What is Smart Data Capture?
Smart data capture empowers businesses to capture and access real-time data using any smart device with a camera. It can be deployed into any ecosystem or application.
No artificial intelligence system can beat humans at empathy, creativity or flexibility. No machine can deliver a package to the second story of an apartment complex, provide bedside care, or give customers the personal assistance that differentiates an experience.
But smart data capture can give us more space to use these skills, and the real-time information we need to act at our fullest potential.
4 examples of smart data capture at work
- At your desk: Remember how tedious expenses used to be? Writing or typing out the forms, and stapling receipts to the back? Now, we just take a photo. Automated data capture apps analyze it and generate an expense report in seconds.
- In a warehouse: Receiving goods using smart data capture software can be ten times faster. It also provides insights such as identifying which products are about to go out of date so these can be prioritized for shipping.
- On a shop floor: Using smartphones or tablets, store associates and customers can scan products and get instant access to actionable insights and detailed product data. More intelligent data capture helps us all make quicker, better and more informed decisions in the moment when it matters.
- Delivering parcels: Delivery drivers can use smart devices to scan every parcel in the back of a van at once. They can pick out their next parcel fast, or check real-time delivery instructions. The same device can also scan IDs and automate age verification for age-restricted goods.
Smart data capture solves the pain point of data capture
For decades, it’s seemed just a part of life that we waste billions of hours capturing data inefficiently – and that it won’t be of any use to us at the point of collection.
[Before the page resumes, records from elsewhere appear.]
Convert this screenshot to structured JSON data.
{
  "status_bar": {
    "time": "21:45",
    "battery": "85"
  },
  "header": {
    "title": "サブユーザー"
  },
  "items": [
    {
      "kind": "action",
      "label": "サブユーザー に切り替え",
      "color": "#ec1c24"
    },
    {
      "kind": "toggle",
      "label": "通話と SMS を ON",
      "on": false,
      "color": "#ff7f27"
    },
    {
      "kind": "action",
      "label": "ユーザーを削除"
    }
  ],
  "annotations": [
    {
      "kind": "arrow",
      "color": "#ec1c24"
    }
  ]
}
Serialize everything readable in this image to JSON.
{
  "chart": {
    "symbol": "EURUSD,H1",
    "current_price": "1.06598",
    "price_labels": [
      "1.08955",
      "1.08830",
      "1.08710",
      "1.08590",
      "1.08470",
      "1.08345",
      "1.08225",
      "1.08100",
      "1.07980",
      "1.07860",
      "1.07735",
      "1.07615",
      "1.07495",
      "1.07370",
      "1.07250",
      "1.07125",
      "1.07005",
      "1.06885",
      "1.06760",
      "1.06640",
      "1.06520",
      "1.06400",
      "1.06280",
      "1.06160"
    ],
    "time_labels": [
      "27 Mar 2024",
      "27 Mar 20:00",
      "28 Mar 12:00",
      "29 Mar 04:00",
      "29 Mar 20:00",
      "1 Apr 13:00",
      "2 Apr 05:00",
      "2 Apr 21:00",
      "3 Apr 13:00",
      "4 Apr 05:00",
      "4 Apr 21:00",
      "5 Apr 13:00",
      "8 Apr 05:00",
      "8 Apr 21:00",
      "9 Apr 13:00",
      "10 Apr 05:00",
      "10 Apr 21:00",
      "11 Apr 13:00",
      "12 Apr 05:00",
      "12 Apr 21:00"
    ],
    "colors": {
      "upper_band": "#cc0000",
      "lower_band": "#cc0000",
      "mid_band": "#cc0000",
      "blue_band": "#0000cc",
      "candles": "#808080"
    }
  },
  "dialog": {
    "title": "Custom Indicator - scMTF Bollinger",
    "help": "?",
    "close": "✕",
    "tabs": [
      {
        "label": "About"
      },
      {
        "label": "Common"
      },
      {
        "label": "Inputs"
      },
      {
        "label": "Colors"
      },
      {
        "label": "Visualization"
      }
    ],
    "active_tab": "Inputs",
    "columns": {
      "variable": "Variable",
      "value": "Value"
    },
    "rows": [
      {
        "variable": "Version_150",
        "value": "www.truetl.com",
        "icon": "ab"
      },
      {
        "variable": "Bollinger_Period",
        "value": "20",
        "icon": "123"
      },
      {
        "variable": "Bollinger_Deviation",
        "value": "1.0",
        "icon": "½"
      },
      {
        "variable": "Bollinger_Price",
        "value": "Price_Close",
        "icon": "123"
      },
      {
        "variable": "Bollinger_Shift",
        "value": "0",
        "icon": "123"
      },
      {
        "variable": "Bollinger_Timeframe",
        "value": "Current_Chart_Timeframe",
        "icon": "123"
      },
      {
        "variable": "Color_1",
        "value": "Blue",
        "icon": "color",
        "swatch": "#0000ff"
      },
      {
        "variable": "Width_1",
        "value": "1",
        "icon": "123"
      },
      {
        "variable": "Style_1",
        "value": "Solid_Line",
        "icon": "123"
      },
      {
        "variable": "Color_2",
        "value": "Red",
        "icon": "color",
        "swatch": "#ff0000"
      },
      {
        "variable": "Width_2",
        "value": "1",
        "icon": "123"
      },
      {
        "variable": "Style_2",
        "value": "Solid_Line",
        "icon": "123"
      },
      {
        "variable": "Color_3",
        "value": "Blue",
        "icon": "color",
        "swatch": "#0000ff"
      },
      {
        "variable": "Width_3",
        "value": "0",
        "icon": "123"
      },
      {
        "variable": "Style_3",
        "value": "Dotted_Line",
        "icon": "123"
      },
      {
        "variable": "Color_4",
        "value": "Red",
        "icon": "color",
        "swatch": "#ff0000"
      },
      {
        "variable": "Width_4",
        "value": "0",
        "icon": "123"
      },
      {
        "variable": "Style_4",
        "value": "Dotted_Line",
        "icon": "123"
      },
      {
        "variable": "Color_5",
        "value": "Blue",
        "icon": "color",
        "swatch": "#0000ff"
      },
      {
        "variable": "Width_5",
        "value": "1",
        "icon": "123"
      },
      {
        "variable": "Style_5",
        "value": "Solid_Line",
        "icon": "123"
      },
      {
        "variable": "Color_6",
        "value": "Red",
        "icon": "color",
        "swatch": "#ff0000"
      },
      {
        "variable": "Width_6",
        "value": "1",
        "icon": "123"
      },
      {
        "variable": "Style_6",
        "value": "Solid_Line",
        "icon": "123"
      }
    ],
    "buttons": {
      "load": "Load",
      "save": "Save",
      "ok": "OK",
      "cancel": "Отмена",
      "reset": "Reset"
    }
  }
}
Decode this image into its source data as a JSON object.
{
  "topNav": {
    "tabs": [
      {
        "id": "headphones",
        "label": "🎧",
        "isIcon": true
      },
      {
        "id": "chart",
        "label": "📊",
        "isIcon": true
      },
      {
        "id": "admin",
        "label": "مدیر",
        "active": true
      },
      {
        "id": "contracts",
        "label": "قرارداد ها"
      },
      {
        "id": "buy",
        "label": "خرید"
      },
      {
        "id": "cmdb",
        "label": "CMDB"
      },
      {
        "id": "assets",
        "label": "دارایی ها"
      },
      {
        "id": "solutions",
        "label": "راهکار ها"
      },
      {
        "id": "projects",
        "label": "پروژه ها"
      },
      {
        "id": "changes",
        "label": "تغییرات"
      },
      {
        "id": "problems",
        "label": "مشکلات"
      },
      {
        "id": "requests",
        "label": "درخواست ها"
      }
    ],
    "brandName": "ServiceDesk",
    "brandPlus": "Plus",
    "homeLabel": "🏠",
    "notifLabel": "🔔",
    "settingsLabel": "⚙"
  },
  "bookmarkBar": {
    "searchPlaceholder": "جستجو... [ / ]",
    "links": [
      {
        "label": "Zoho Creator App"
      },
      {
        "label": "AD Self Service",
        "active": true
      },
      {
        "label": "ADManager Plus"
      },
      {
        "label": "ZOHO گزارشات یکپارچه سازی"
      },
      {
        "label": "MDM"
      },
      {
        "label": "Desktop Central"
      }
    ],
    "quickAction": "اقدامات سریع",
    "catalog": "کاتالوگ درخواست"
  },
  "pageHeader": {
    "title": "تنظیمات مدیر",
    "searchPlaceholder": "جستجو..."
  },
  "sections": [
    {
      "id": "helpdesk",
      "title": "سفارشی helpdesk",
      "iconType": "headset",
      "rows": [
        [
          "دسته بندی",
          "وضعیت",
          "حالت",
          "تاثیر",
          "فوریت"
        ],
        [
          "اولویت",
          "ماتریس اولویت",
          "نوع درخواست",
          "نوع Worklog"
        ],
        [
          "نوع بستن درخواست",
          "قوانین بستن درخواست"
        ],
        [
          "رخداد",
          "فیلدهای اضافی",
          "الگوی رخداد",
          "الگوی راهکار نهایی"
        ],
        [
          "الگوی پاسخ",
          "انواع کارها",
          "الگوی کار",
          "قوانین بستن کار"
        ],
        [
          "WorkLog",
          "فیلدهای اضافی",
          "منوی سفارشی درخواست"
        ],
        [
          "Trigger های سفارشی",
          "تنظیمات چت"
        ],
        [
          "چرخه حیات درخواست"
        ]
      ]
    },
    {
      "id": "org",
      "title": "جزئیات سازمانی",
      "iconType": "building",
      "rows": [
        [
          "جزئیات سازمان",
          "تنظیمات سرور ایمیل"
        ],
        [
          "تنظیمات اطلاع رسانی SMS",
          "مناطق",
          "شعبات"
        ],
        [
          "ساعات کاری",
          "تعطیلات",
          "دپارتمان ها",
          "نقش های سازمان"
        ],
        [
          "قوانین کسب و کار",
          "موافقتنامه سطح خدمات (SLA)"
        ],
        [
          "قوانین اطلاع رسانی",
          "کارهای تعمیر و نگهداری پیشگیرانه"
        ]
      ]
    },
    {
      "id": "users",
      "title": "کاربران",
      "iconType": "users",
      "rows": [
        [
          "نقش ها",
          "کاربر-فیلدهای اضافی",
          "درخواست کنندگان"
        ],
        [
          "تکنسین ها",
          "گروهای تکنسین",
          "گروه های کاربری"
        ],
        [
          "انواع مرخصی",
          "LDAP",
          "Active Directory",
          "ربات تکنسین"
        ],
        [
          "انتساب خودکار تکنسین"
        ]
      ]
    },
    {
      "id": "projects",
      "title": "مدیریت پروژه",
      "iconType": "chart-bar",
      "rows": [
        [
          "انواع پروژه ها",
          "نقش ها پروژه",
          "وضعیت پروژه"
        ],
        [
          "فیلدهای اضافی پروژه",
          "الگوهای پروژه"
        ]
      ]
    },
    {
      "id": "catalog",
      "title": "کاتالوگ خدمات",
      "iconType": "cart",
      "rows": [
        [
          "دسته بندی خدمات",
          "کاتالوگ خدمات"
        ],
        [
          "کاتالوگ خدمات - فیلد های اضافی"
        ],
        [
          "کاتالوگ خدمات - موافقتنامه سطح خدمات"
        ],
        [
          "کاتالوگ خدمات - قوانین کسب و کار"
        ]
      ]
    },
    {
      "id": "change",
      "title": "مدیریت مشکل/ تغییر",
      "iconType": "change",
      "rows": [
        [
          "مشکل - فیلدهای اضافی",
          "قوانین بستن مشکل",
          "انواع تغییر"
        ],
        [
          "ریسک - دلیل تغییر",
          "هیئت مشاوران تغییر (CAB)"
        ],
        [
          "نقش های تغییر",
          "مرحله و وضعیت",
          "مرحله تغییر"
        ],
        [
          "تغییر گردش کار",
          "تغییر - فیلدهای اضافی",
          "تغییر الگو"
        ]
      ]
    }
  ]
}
With smart data capture, we can solve this endemic problem.
Let’s take back our time – and make it count.